Activity:
Pictures should not appear in the copy; the records themselves must be written out exactly.

Provided information:
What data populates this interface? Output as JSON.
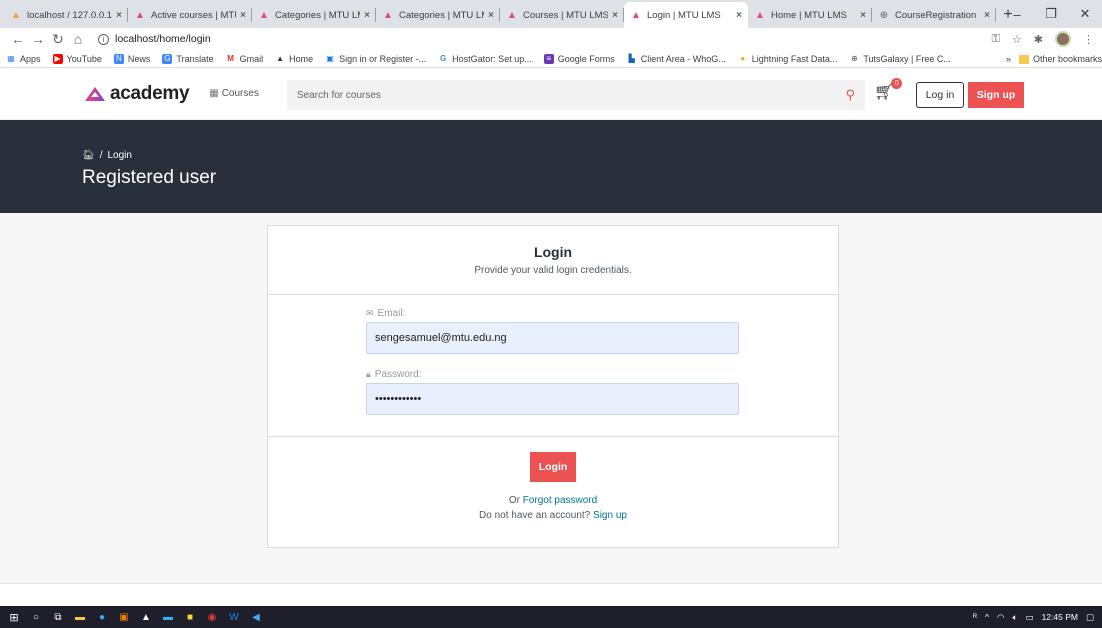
{
  "browser": {
    "tabs": [
      {
        "title": "localhost / 127.0.0.1",
        "icon": "phpmyadmin-icon",
        "color": "#f0a030"
      },
      {
        "title": "Active courses | MTU",
        "icon": "academy-icon",
        "color": "#e8457c"
      },
      {
        "title": "Categories | MTU LMS",
        "icon": "academy-icon",
        "color": "#e8457c"
      },
      {
        "title": "Categories | MTU LMS",
        "icon": "academy-icon",
        "color": "#e8457c"
      },
      {
        "title": "Courses | MTU LMS",
        "icon": "academy-icon",
        "color": "#e8457c"
      },
      {
        "title": "Login | MTU LMS",
        "icon": "academy-icon",
        "color": "#e8457c",
        "active": true
      },
      {
        "title": "Home | MTU LMS",
        "icon": "academy-icon",
        "color": "#e8457c"
      },
      {
        "title": "CourseRegistration",
        "icon": "globe-icon",
        "color": "#5f6368"
      }
    ],
    "url": "localhost/home/login",
    "bookmarks": [
      {
        "label": "Apps",
        "color": "#4285f4"
      },
      {
        "label": "YouTube",
        "color": "#ff0000"
      },
      {
        "label": "News",
        "color": "#4285f4"
      },
      {
        "label": "Translate",
        "color": "#4285f4"
      },
      {
        "label": "Gmail",
        "color": "#d93025"
      },
      {
        "label": "Home",
        "color": "#333333"
      },
      {
        "label": "Sign in or Register -...",
        "color": "#1a73e8"
      },
      {
        "label": "HostGator: Set up...",
        "color": "#4285f4"
      },
      {
        "label": "Google Forms",
        "color": "#673ab7"
      },
      {
        "label": "Client Area - WhoG...",
        "color": "#1565c0"
      },
      {
        "label": "Lightning Fast Data...",
        "color": "#f9a825"
      },
      {
        "label": "TutsGalaxy | Free C...",
        "color": "#555555"
      }
    ],
    "other_bookmarks": "Other bookmarks"
  },
  "header": {
    "logo_text": "academy",
    "courses_label": "Courses",
    "search_placeholder": "Search for courses",
    "cart_count": "0",
    "login_label": "Log in",
    "signup_label": "Sign up"
  },
  "banner": {
    "breadcrumb": "Login",
    "title": "Registered user"
  },
  "login_card": {
    "title": "Login",
    "subtitle": "Provide your valid login credentials.",
    "email_label": "Email:",
    "email_value": "sengesamuel@mtu.edu.ng",
    "password_label": "Password:",
    "password_value": "sengesamuel1",
    "submit_label": "Login",
    "or_text": "Or",
    "forgot_label": "Forgot password",
    "no_account_text": "Do not have an account?",
    "signup_link": "Sign up"
  },
  "taskbar": {
    "time": "12:45 PM"
  },
  "colors": {
    "accent": "#ec5252",
    "banner_bg": "#29303b",
    "link": "#007791"
  }
}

Answer to this problem:
What data populates this interface? Output as JSON.
{
  "browser": {
    "tabs": [
      {
        "title": "localhost / 127.0.0.1",
        "icon": "phpmyadmin-icon",
        "color": "#f0a030"
      },
      {
        "title": "Active courses | MTU",
        "icon": "academy-icon",
        "color": "#e8457c"
      },
      {
        "title": "Categories | MTU LMS",
        "icon": "academy-icon",
        "color": "#e8457c"
      },
      {
        "title": "Categories | MTU LMS",
        "icon": "academy-icon",
        "color": "#e8457c"
      },
      {
        "title": "Courses | MTU LMS",
        "icon": "academy-icon",
        "color": "#e8457c"
      },
      {
        "title": "Login | MTU LMS",
        "icon": "academy-icon",
        "color": "#e8457c",
        "active": true
      },
      {
        "title": "Home | MTU LMS",
        "icon": "academy-icon",
        "color": "#e8457c"
      },
      {
        "title": "CourseRegistration",
        "icon": "globe-icon",
        "color": "#5f6368"
      }
    ],
    "url": "localhost/home/login",
    "bookmarks": [
      {
        "label": "Apps",
        "color": "#4285f4"
      },
      {
        "label": "YouTube",
        "color": "#ff0000"
      },
      {
        "label": "News",
        "color": "#4285f4"
      },
      {
        "label": "Translate",
        "color": "#4285f4"
      },
      {
        "label": "Gmail",
        "color": "#d93025"
      },
      {
        "label": "Home",
        "color": "#333333"
      },
      {
        "label": "Sign in or Register -...",
        "color": "#1a73e8"
      },
      {
        "label": "HostGator: Set up...",
        "color": "#4285f4"
      },
      {
        "label": "Google Forms",
        "color": "#673ab7"
      },
      {
        "label": "Client Area - WhoG...",
        "color": "#1565c0"
      },
      {
        "label": "Lightning Fast Data...",
        "color": "#f9a825"
      },
      {
        "label": "TutsGalaxy | Free C...",
        "color": "#555555"
      }
    ],
    "other_bookmarks": "Other bookmarks"
  },
  "header": {
    "logo_text": "academy",
    "courses_label": "Courses",
    "search_placeholder": "Search for courses",
    "cart_count": "0",
    "login_label": "Log in",
    "signup_label": "Sign up"
  },
  "banner": {
    "breadcrumb": "Login",
    "title": "Registered user"
  },
  "login_card": {
    "title": "Login",
    "subtitle": "Provide your valid login credentials.",
    "email_label": "Email:",
    "email_value": "sengesamuel@mtu.edu.ng",
    "password_label": "Password:",
    "password_value": "sengesamuel1",
    "submit_label": "Login",
    "or_text": "Or",
    "forgot_label": "Forgot password",
    "no_account_text": "Do not have an account?",
    "signup_link": "Sign up"
  },
  "taskbar": {
    "time": "12:45 PM"
  },
  "colors": {
    "accent": "#ec5252",
    "banner_bg": "#29303b",
    "link": "#007791"
  }
}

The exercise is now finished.